Website and app data records:

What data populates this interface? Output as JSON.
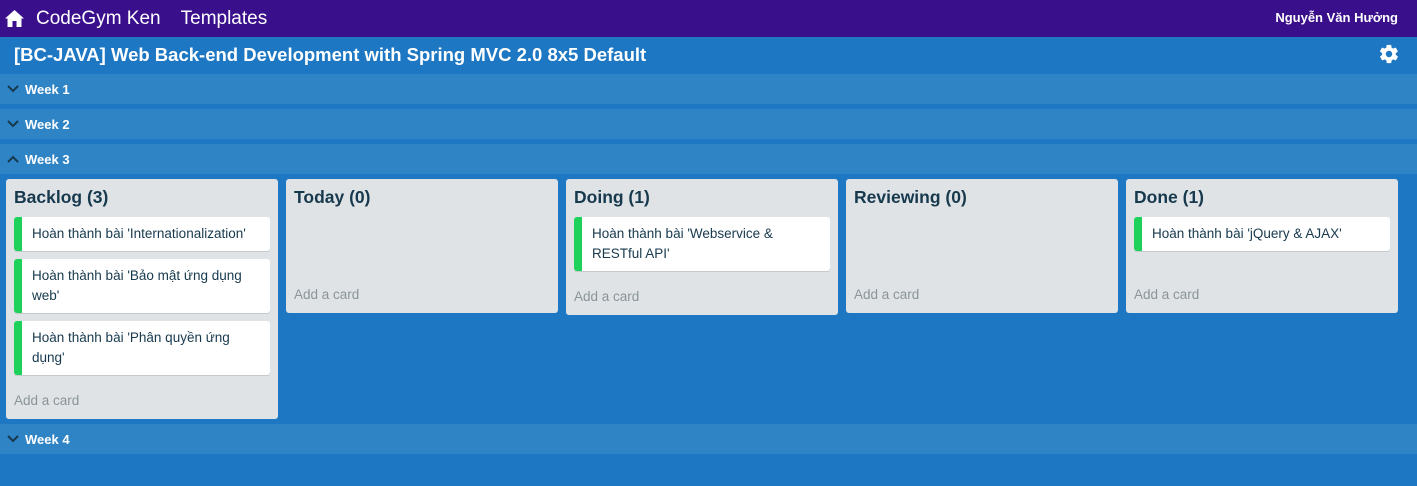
{
  "topbar": {
    "icon": "home-icon",
    "brand": "CodeGym Ken",
    "templates": "Templates",
    "user": "Nguyễn Văn Hưởng",
    "background": "#3a0f8c"
  },
  "board": {
    "title": "[BC-JAVA] Web Back-end Development with Spring MVC 2.0 8x5 Default",
    "settings_icon": "gear-icon",
    "background": "#1e77c2"
  },
  "weeks": [
    {
      "label": "Week 1",
      "expanded": false
    },
    {
      "label": "Week 2",
      "expanded": false
    },
    {
      "label": "Week 3",
      "expanded": true
    },
    {
      "label": "Week 4",
      "expanded": false
    }
  ],
  "lists": [
    {
      "title": "Backlog (3)",
      "cards": [
        {
          "text": "Hoàn thành bài 'Internationalization'"
        },
        {
          "text": "Hoàn thành bài 'Bảo mật ứng dụng web'"
        },
        {
          "text": "Hoàn thành bài 'Phân quyền ứng dụng'"
        }
      ],
      "add_label": "Add a card"
    },
    {
      "title": "Today (0)",
      "cards": [],
      "add_label": "Add a card"
    },
    {
      "title": "Doing (1)",
      "cards": [
        {
          "text": "Hoàn thành bài 'Webservice & RESTful API'"
        }
      ],
      "add_label": "Add a card"
    },
    {
      "title": "Reviewing (0)",
      "cards": [],
      "add_label": "Add a card"
    },
    {
      "title": "Done (1)",
      "cards": [
        {
          "text": "Hoàn thành bài 'jQuery & AJAX'"
        }
      ],
      "add_label": "Add a card"
    }
  ],
  "colors": {
    "card_label": "#1ed15a",
    "list_background": "#dfe3e6",
    "week_row": "#2e84c5"
  }
}
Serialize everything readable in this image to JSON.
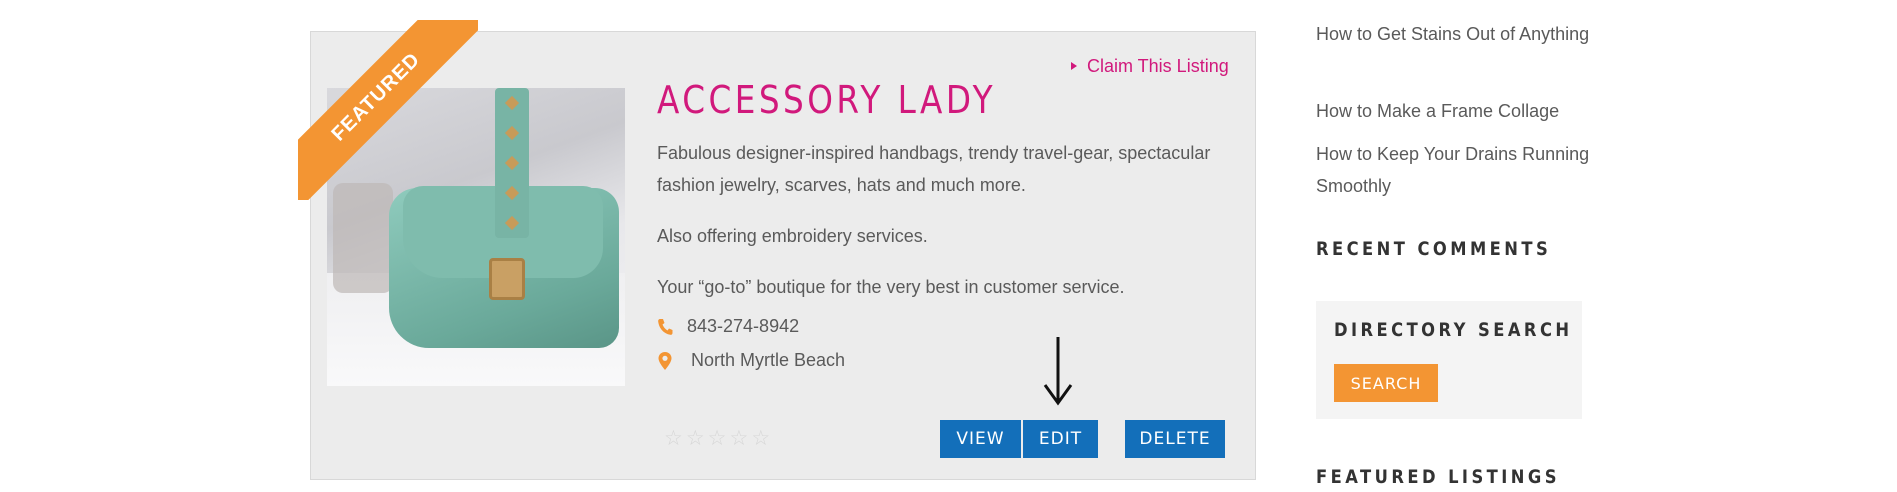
{
  "listing": {
    "featured_label": "FEATURED",
    "claim_label": "Claim This Listing",
    "title": "ACCESSORY LADY",
    "description_line1": "Fabulous designer-inspired handbags, trendy travel-gear, spectacular fashion jewelry, scarves, hats and much more.",
    "description_line2": "Also offering embroidery services.",
    "description_line3": "Your “go-to” boutique for the very best in customer service.",
    "phone": "843-274-8942",
    "location": "North Myrtle Beach",
    "rating": 0,
    "rating_max": 5,
    "buttons": {
      "view": "VIEW",
      "edit": "EDIT",
      "delete": "DELETE"
    }
  },
  "sidebar": {
    "links": [
      "How to Get Stains Out of Anything",
      "How to Make a Frame Collage",
      "How to Keep Your Drains Running Smoothly"
    ],
    "recent_comments_heading": "RECENT COMMENTS",
    "directory_search": {
      "heading": "DIRECTORY SEARCH",
      "button": "SEARCH"
    },
    "featured_listings_heading": "FEATURED LISTINGS"
  },
  "colors": {
    "accent_pink": "#d1197c",
    "button_blue": "#136fba",
    "ribbon_orange": "#f39533"
  },
  "icons": [
    "phone-icon",
    "map-pin-icon",
    "star-icon",
    "down-arrow-icon",
    "play-triangle-icon"
  ]
}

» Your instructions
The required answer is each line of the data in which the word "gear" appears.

» Output for this task
    "settings_icon": "gear-icon",
    "description_line1": "Fabulous designer-inspired handbags, trendy travel-gear, spectacular fashion jewelry, scarves, hats and much more.",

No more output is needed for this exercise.